This section continues with a group of works in which the artists borrow elements from another medium or language, or decontextualize the images themselves. Thomas Ruff, in jpeg ib01 (2006) alters an image sourced from the web; Anri Sala explores the potential of film to reveal hidden temporal dynamics in Agassi (2006); Guillaume Paris, in the video Fountain (1994), presents a loop of brief sequences from the animated film Pinocchio (1940). The ground floor of the Nord gallery also includes sculptural work by Henrik Olesen, and new works by Sara Cwynar, Mathew Hale, Oliver Laric and Elad Lassry.

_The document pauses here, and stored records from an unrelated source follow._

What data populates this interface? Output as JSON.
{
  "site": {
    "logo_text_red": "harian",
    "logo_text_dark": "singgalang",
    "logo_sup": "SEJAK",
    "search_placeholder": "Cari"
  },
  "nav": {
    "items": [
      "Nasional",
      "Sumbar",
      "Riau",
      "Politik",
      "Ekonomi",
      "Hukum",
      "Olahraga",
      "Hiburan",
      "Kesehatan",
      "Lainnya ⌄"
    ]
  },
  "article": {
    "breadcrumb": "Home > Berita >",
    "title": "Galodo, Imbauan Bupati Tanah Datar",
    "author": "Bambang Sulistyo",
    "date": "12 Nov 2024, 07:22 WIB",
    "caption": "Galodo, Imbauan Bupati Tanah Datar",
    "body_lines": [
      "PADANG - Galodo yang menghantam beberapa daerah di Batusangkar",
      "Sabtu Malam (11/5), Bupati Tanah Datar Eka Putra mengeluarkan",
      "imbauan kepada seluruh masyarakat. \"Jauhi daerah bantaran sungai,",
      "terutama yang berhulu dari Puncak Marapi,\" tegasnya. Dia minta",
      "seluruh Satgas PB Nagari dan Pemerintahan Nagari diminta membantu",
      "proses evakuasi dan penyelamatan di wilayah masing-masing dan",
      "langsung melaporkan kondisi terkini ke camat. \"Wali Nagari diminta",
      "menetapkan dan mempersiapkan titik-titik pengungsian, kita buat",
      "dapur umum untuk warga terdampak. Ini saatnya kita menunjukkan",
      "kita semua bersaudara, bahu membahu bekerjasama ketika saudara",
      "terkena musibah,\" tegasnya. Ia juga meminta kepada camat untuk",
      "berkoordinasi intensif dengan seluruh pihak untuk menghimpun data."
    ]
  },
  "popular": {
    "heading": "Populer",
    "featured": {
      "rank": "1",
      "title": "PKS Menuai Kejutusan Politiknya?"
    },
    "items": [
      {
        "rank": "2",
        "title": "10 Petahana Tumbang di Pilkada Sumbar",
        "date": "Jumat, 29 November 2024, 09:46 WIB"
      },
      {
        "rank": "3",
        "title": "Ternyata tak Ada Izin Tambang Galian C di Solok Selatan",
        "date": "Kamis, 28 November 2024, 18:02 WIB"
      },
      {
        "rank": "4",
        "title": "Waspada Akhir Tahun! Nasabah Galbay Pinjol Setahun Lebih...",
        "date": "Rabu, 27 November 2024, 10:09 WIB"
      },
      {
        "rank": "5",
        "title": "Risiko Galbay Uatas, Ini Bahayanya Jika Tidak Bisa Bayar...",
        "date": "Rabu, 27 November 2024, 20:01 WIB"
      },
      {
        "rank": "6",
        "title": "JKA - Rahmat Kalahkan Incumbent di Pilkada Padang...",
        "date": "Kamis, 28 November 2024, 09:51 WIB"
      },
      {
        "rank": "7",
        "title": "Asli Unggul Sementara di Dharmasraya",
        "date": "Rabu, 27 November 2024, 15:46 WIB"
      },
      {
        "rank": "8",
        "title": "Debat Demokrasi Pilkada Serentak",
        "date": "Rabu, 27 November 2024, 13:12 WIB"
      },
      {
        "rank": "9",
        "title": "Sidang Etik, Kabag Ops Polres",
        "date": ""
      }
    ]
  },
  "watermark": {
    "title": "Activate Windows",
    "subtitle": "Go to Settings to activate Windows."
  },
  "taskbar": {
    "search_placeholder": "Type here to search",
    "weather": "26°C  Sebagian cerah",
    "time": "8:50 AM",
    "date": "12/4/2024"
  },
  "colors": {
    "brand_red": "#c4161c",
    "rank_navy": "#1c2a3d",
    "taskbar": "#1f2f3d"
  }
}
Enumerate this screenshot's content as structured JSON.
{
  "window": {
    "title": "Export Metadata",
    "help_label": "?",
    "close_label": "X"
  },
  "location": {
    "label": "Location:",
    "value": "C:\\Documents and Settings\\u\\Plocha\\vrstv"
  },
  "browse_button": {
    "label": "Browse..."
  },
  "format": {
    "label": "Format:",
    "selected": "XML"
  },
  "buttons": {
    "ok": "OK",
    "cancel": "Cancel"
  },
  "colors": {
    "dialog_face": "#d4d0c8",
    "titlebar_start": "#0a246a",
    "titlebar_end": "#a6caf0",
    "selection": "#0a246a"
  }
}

The third part of the show is installed in the lower level of the Nord gallery, marking the first time this area has been used as an exhibition space. This final, subversive part of “L’image volée” deals with the production of images which, by their very nature, reveal hidden aspects on a private or public level. John Baldessari, in his installation Blue Line (Holbein) (1988), inserts a hidden camera that produces stolen images of visitors inside an adjoining space, calling into question the role of the spectator.
Sophie Calle, in the series The Hotel (1981), aims to combine the artistic and private realms in her research, revealing intimate details of strangers’ lives. Another cluster of works develop considerations on public or openly political issues. Christopher Williams in SOURCE… (1981) reveals unofficial perspectives on institutional communication, by selecting four archive photographs of John Fitzgerald Kennedy that portray the American President from behind, and therefore considered inappropriate for public circulation at the time.
In the photographs Americas II, Bahamas Internet Cable System (BICS-1) and Globenet (2015), Trevor Paglen exposes the material infrastructure of mass surveillance, documenting the transoceanic system of undersea cables transmitting sensitive data.
The final part of the exhibition presents a show within the show curated by a prominent contemporary industrial designer, featuring spy tools used by the GDR and the Soviet Union on their citizens: technological instruments capable of breaking down the barriers of the private sphere, selected for the prophetic beauty of their rational design as related to contemporary computers and smartphones.
“L’image volée” is accompanied by an illustrated book published by Fondazione Prada with newly commissioned short stories by Ian McEwan and Ali Smith, essays by Russell Ferguson, Christy Lange and Jonathan Griffin, and contributions by Rainer Erlinger and Daniel McClean.